(EXERCISE OBJECTIVE): Check each line of the entries for "title" and report the ones that have it.

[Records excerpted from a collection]

>>>>>

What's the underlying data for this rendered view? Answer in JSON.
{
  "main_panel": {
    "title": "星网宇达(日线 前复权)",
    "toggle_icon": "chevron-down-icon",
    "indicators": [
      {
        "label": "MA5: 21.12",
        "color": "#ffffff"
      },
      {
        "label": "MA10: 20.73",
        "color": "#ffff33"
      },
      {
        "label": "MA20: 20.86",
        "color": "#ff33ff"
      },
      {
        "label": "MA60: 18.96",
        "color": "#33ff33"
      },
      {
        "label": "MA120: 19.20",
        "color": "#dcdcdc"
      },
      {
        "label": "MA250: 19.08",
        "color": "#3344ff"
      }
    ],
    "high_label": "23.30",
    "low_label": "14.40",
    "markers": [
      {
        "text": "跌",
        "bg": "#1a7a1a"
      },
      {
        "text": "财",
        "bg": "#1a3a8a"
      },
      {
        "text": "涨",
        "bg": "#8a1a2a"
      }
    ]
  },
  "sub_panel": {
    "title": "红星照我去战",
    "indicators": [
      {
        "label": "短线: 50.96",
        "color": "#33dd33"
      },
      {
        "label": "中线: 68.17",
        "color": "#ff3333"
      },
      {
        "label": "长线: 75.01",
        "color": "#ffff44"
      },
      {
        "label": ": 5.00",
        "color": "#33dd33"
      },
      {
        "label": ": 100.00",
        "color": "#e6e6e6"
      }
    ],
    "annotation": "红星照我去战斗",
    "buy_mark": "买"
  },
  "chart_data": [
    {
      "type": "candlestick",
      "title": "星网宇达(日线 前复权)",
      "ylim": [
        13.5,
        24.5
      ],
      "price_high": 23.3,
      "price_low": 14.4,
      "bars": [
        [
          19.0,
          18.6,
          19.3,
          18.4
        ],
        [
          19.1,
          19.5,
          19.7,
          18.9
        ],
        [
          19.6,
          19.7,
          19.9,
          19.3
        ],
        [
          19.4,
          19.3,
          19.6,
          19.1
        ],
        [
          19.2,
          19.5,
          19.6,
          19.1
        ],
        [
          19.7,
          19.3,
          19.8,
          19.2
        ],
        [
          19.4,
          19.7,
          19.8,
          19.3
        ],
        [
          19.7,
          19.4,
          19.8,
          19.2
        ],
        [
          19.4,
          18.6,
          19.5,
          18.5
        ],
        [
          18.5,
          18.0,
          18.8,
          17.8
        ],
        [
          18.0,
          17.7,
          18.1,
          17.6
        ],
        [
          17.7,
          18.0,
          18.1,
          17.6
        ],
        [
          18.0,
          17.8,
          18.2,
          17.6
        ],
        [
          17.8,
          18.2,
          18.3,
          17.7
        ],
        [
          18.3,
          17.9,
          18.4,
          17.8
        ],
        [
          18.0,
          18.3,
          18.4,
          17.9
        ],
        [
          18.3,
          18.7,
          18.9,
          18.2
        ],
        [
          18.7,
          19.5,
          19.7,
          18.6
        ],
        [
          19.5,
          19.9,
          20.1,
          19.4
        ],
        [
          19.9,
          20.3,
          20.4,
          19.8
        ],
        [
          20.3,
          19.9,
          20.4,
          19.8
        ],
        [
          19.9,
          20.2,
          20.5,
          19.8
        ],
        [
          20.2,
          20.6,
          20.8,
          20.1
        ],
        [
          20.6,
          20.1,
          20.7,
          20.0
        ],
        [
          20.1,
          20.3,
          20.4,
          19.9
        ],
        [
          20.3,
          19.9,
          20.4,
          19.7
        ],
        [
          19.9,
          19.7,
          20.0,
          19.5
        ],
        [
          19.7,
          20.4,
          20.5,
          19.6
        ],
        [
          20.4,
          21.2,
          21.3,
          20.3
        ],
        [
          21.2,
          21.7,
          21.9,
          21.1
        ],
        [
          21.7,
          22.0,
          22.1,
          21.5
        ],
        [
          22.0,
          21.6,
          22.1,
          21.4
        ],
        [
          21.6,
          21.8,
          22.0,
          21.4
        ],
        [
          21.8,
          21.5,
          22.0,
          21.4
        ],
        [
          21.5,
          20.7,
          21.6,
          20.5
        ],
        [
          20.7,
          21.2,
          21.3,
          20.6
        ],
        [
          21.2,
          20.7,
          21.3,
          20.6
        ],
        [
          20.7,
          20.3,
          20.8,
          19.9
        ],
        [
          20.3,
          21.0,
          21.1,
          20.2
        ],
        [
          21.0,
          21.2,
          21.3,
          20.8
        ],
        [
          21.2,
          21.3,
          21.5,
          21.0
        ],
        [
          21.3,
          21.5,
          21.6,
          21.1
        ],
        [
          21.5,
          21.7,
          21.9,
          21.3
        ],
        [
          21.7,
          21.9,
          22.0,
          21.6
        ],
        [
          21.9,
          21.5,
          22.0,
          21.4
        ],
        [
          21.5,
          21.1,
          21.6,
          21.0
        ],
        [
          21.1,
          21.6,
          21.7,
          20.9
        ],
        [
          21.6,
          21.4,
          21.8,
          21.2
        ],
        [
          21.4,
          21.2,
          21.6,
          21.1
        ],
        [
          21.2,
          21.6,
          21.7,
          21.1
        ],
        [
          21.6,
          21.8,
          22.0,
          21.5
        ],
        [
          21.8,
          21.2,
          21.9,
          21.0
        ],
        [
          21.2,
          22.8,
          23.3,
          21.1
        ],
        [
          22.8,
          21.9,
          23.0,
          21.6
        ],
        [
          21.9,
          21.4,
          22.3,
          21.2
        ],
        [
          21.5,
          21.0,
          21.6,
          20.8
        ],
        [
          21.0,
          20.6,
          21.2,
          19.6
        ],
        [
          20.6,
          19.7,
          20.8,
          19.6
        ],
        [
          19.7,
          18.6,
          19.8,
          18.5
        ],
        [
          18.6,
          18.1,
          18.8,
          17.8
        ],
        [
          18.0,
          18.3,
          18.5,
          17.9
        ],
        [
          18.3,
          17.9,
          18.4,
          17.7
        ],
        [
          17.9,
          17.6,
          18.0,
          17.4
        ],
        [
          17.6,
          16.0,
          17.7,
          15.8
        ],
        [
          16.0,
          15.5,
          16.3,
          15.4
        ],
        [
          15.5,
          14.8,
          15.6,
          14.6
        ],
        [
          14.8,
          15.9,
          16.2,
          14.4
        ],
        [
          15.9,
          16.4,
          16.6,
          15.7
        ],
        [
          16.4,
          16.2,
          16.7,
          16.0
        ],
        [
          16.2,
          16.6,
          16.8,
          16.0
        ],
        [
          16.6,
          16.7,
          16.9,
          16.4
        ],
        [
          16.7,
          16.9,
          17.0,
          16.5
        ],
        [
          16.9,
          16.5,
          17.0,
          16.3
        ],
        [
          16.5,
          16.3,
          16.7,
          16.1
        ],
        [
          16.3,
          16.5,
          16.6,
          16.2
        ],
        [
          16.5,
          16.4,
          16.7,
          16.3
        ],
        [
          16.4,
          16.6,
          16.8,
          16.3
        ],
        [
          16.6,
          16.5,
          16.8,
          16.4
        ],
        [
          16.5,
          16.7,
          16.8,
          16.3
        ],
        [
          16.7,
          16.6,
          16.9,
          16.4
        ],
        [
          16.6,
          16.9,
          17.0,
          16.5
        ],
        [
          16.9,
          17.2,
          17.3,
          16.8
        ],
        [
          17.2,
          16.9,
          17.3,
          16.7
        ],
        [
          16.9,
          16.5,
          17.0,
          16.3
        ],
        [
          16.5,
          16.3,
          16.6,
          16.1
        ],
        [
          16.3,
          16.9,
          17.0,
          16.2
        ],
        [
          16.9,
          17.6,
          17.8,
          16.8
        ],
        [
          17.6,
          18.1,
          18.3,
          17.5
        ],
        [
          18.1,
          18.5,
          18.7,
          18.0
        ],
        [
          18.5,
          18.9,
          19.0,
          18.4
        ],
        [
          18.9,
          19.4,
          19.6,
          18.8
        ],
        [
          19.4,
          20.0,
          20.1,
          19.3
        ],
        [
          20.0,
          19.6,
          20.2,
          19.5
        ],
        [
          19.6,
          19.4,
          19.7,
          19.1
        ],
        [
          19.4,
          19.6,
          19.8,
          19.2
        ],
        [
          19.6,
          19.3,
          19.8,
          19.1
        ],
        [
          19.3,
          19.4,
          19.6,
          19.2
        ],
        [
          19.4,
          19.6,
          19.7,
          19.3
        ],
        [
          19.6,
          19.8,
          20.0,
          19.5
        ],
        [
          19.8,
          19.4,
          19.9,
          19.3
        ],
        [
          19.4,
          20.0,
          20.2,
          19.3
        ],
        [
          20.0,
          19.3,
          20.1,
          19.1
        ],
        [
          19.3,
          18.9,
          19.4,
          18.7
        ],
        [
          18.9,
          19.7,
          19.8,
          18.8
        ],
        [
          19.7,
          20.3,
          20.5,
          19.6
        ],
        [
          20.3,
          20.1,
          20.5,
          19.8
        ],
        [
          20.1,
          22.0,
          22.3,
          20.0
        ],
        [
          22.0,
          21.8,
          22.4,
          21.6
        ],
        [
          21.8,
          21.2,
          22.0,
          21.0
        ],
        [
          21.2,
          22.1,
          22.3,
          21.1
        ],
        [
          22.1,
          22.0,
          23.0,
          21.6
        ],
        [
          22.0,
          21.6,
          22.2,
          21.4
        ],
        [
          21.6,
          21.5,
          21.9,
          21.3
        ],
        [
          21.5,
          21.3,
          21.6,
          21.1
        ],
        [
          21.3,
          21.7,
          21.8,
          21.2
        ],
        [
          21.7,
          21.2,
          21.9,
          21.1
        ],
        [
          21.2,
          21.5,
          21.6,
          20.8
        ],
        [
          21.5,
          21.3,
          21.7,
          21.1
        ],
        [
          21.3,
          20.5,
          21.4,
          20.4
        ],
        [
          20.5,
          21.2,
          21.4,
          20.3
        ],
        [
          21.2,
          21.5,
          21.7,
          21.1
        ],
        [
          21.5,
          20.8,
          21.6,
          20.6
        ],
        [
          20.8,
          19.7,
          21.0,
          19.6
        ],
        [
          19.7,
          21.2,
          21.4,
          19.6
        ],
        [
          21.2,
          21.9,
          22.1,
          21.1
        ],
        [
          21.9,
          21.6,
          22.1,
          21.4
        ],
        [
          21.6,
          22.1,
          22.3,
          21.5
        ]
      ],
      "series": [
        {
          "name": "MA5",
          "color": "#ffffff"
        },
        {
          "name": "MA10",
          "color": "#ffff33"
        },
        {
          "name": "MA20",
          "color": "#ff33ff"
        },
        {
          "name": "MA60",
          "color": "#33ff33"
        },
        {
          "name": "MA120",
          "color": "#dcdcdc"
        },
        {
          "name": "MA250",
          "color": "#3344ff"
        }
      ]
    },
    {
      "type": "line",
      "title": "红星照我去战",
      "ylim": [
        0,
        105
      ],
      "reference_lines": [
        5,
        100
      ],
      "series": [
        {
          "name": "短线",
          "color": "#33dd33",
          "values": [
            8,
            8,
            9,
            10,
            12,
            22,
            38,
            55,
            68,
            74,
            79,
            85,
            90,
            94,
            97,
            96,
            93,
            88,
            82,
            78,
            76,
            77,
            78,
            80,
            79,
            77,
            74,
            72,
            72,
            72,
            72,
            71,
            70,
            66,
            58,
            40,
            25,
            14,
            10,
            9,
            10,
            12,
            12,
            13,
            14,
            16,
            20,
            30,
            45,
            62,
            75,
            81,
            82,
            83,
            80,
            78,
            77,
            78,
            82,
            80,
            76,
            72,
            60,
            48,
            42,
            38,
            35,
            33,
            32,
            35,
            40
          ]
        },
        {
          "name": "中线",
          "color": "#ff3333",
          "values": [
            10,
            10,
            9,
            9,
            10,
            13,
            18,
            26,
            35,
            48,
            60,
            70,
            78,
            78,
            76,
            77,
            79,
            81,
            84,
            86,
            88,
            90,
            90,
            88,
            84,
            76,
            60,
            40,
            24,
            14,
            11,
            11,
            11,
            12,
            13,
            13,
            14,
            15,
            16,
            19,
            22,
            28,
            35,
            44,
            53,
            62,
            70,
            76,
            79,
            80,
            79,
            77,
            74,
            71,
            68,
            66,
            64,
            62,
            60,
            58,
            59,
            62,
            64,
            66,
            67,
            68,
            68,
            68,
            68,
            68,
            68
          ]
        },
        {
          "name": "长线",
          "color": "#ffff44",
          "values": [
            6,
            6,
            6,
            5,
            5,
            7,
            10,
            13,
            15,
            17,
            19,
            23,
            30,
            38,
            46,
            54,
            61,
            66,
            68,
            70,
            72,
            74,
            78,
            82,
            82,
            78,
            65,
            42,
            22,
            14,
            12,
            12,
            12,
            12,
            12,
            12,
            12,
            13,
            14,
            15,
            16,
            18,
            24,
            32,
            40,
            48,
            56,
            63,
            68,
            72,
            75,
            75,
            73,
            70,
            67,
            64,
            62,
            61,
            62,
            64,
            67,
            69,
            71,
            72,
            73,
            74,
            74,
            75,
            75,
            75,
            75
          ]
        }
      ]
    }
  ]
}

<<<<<

(YOUR RESPONSE):
    "title": "星网宇达(日线 前复权)",
    "title": "红星照我去战",
      "title": "星网宇达(日线 前复权)",
      "title": "红星照我去战",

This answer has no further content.